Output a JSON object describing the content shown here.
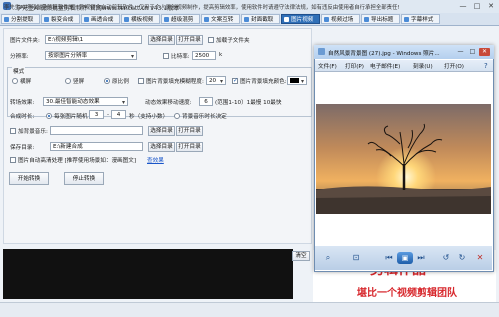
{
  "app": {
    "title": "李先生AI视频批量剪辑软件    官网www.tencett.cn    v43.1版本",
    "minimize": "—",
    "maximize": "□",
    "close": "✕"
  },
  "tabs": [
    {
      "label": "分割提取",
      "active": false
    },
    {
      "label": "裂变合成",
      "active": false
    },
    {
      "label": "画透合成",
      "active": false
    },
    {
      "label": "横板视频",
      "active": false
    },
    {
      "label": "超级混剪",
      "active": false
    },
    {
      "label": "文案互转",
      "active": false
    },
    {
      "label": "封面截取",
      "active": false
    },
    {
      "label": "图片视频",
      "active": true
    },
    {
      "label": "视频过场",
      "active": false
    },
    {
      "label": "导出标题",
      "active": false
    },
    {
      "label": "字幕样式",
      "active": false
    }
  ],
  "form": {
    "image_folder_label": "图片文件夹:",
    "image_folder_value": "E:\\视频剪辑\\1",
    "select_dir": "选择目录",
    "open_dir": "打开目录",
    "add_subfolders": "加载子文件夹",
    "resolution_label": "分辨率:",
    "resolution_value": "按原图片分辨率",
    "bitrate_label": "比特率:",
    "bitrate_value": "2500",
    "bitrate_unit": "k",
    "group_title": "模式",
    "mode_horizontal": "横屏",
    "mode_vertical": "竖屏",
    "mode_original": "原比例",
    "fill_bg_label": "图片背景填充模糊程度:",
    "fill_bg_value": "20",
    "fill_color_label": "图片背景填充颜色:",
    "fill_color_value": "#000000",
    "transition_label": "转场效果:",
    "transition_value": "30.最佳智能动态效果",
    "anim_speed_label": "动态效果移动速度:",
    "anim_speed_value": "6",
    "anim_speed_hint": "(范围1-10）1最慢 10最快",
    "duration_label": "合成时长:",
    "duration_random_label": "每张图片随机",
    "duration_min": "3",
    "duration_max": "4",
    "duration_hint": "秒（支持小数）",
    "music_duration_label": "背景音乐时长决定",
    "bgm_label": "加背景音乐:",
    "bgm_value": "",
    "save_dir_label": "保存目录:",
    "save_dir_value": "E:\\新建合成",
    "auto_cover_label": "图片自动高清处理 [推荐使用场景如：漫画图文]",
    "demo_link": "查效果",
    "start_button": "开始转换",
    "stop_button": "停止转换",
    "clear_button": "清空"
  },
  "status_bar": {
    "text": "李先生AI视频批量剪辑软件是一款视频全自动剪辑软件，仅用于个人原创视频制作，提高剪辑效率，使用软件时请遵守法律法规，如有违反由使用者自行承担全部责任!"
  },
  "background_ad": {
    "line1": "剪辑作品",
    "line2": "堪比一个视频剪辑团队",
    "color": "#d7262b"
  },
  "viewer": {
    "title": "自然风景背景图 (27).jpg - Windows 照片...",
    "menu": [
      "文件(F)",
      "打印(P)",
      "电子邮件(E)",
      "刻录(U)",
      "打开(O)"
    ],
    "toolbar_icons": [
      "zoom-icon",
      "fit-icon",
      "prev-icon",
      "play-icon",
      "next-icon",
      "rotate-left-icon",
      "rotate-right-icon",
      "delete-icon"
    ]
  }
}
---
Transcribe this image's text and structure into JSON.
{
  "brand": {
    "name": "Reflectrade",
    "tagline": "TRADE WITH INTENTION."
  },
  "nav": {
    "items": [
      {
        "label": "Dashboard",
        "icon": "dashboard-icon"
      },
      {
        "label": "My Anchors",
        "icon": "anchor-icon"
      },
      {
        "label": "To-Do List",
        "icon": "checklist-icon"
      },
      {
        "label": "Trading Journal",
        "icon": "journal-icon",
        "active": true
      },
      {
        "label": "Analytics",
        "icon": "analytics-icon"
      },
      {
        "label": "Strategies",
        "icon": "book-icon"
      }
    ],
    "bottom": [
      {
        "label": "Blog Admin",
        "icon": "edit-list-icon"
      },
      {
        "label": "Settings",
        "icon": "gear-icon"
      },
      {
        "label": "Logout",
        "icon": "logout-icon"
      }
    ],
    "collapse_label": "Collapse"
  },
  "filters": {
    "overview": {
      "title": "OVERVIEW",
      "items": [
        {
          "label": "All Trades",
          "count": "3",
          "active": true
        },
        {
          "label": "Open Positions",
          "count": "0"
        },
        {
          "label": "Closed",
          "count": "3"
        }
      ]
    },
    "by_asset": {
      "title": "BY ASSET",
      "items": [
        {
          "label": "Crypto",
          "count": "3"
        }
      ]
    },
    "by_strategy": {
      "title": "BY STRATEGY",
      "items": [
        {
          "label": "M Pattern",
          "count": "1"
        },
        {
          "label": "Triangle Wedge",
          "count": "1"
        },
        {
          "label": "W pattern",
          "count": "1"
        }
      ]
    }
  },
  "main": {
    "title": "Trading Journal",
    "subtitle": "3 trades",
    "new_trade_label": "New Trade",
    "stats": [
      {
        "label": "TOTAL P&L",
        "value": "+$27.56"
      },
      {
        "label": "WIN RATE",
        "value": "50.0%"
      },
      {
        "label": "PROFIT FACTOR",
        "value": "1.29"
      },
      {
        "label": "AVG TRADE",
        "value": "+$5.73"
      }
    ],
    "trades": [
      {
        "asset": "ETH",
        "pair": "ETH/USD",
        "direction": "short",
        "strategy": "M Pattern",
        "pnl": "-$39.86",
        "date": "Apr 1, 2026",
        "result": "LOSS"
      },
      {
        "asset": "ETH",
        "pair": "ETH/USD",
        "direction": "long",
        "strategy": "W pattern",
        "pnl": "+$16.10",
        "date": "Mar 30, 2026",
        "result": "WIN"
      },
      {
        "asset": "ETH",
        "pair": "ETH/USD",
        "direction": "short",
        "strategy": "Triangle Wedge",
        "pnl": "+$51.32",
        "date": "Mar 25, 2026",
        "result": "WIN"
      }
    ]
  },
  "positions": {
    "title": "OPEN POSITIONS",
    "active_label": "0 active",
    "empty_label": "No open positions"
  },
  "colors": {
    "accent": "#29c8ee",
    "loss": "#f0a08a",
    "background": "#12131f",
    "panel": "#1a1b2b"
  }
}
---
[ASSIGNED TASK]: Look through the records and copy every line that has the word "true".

[RESPONSE]:
      "active": true
        "active": true
          "active": true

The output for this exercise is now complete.